─── DATA SHOWN ───

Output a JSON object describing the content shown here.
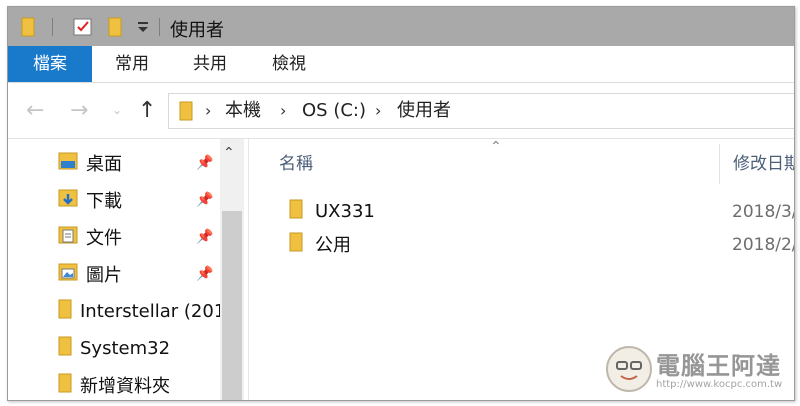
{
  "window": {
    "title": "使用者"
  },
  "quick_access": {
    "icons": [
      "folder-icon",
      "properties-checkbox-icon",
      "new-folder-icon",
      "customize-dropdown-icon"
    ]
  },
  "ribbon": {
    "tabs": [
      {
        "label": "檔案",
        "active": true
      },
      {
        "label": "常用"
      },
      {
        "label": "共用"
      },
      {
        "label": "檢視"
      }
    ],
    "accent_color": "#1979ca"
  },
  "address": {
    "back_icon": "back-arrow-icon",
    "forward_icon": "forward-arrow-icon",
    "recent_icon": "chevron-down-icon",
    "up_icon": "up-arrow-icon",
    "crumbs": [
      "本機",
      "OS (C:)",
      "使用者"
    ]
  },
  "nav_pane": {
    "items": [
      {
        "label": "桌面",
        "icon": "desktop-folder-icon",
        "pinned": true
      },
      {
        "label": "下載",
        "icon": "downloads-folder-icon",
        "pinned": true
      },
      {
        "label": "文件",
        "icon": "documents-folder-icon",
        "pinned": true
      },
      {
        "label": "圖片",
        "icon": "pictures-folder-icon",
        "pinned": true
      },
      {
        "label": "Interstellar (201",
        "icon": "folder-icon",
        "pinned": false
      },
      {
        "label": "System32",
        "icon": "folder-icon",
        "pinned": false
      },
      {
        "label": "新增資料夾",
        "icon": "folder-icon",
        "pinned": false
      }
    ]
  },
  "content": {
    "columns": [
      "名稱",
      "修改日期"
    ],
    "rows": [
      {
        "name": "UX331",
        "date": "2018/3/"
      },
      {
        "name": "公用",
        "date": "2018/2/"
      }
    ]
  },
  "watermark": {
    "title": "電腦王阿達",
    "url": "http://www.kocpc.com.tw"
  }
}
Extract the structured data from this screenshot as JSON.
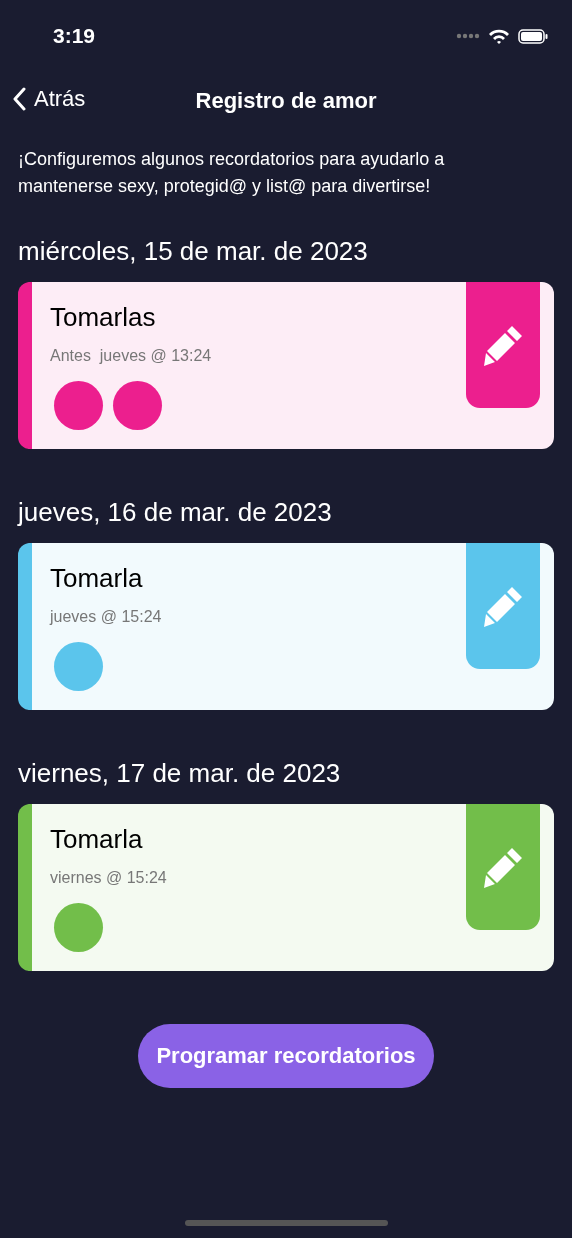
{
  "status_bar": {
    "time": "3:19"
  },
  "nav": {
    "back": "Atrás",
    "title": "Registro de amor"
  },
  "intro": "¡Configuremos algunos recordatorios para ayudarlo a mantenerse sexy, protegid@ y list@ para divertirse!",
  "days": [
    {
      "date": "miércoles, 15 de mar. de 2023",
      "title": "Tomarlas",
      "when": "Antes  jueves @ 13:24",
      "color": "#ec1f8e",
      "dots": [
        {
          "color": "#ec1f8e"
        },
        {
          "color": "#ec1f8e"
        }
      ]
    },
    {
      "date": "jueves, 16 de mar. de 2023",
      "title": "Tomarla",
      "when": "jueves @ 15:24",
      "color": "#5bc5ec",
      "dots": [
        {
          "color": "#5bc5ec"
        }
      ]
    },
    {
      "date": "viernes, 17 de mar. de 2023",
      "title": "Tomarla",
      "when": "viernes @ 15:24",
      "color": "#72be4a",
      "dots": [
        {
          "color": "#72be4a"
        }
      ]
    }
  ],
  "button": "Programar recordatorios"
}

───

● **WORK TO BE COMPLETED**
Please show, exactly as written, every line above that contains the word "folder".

● **EXERCISE OUTPUT**
      "folder-icon",
      "new-folder-icon",
        "icon": "desktop-folder-icon",
        "icon": "downloads-folder-icon",
        "icon": "documents-folder-icon",
        "icon": "pictures-folder-icon",
        "icon": "folder-icon",
        "icon": "folder-icon",
        "icon": "folder-icon",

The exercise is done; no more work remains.